▸ **BRIEF**
Give the number of lines below that contain the string "label", and no other text.

▸ **EXTRACTED ENTRIES**
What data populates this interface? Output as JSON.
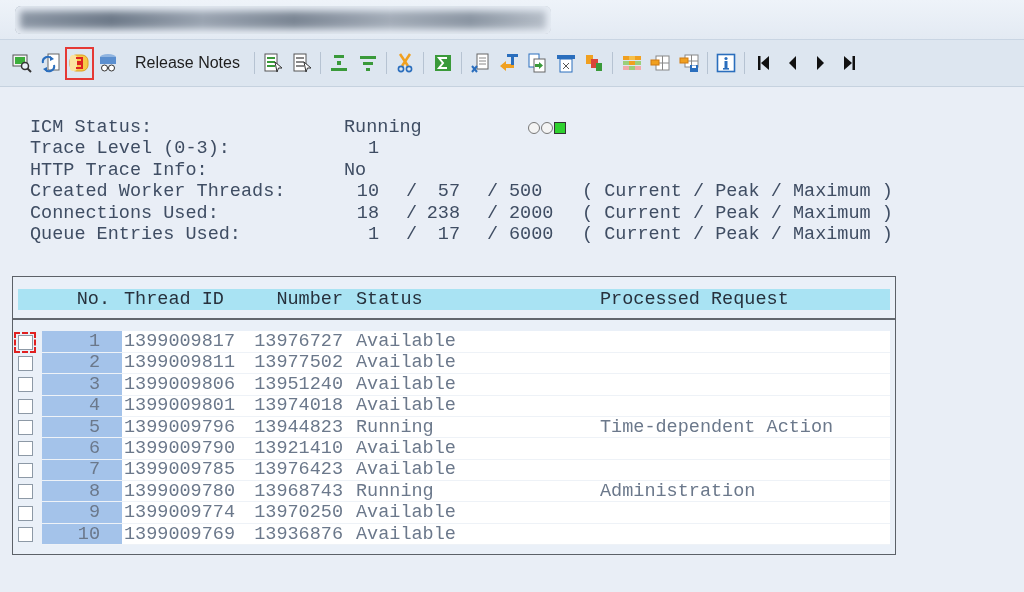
{
  "title_bar": {
    "redacted": true
  },
  "toolbar": {
    "items": [
      {
        "kind": "icon",
        "highlighted": false
      },
      {
        "kind": "icon",
        "highlighted": false
      },
      {
        "kind": "icon",
        "highlighted": true
      },
      {
        "kind": "icon",
        "highlighted": false
      },
      {
        "kind": "text",
        "label": "Release Notes",
        "highlighted": false
      },
      {
        "kind": "separator"
      },
      {
        "kind": "icon",
        "highlighted": false
      },
      {
        "kind": "icon",
        "highlighted": false
      },
      {
        "kind": "separator"
      },
      {
        "kind": "icon",
        "highlighted": false
      },
      {
        "kind": "icon",
        "highlighted": false
      },
      {
        "kind": "separator"
      },
      {
        "kind": "icon",
        "highlighted": false
      },
      {
        "kind": "separator"
      },
      {
        "kind": "icon",
        "highlighted": false
      },
      {
        "kind": "separator"
      },
      {
        "kind": "icon",
        "highlighted": false
      },
      {
        "kind": "icon",
        "highlighted": false
      },
      {
        "kind": "icon",
        "highlighted": false
      },
      {
        "kind": "icon",
        "highlighted": false
      },
      {
        "kind": "icon",
        "highlighted": false
      },
      {
        "kind": "separator"
      },
      {
        "kind": "icon",
        "highlighted": false
      },
      {
        "kind": "icon",
        "highlighted": false
      },
      {
        "kind": "icon",
        "highlighted": false
      },
      {
        "kind": "separator"
      },
      {
        "kind": "icon",
        "highlighted": false
      },
      {
        "kind": "separator"
      },
      {
        "kind": "icon",
        "highlighted": false
      },
      {
        "kind": "icon",
        "highlighted": false
      },
      {
        "kind": "icon",
        "highlighted": false
      },
      {
        "kind": "icon",
        "highlighted": false
      }
    ]
  },
  "status": [
    {
      "kind": "text",
      "label": "ICM Status:",
      "value": "Running",
      "lights": [
        {
          "on": false
        },
        {
          "on": false
        },
        {
          "on": true
        }
      ]
    },
    {
      "kind": "number",
      "label": "Trace Level (0-3):",
      "value": "1"
    },
    {
      "kind": "text",
      "label": "HTTP Trace Info:",
      "value": "No"
    },
    {
      "kind": "usage",
      "label": "Created Worker Threads:",
      "current": "10",
      "peak": "57",
      "maximum": "500",
      "separators": [
        "/",
        "/"
      ],
      "legend": "( Current / Peak / Maximum )"
    },
    {
      "kind": "usage",
      "label": "Connections Used:",
      "current": "18",
      "peak": "238",
      "maximum": "2000",
      "separators": [
        "/",
        "/"
      ],
      "legend": "( Current / Peak / Maximum )"
    },
    {
      "kind": "usage",
      "label": "Queue Entries Used:",
      "current": "1",
      "peak": "17",
      "maximum": "6000",
      "separators": [
        "/",
        "/"
      ],
      "legend": "( Current / Peak / Maximum )"
    }
  ],
  "table": {
    "columns": [
      "No.",
      "Thread ID",
      "Number",
      "Status",
      "Processed Request"
    ],
    "rows": [
      {
        "checked": false,
        "focused": true,
        "no": "1",
        "thread_id": "1399009817",
        "number": "13976727",
        "status": "Available"
      },
      {
        "checked": false,
        "focused": false,
        "no": "2",
        "thread_id": "1399009811",
        "number": "13977502",
        "status": "Available"
      },
      {
        "checked": false,
        "focused": false,
        "no": "3",
        "thread_id": "1399009806",
        "number": "13951240",
        "status": "Available"
      },
      {
        "checked": false,
        "focused": false,
        "no": "4",
        "thread_id": "1399009801",
        "number": "13974018",
        "status": "Available"
      },
      {
        "checked": false,
        "focused": false,
        "no": "5",
        "thread_id": "1399009796",
        "number": "13944823",
        "status": "Running",
        "request": "Time-dependent Action"
      },
      {
        "checked": false,
        "focused": false,
        "no": "6",
        "thread_id": "1399009790",
        "number": "13921410",
        "status": "Available"
      },
      {
        "checked": false,
        "focused": false,
        "no": "7",
        "thread_id": "1399009785",
        "number": "13976423",
        "status": "Available"
      },
      {
        "checked": false,
        "focused": false,
        "no": "8",
        "thread_id": "1399009780",
        "number": "13968743",
        "status": "Running",
        "request": "Administration"
      },
      {
        "checked": false,
        "focused": false,
        "no": "9",
        "thread_id": "1399009774",
        "number": "13970250",
        "status": "Available"
      },
      {
        "checked": false,
        "focused": false,
        "no": "10",
        "thread_id": "1399009769",
        "number": "13936876",
        "status": "Available"
      }
    ]
  }
}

▸ **OUTPUT BELOW**
7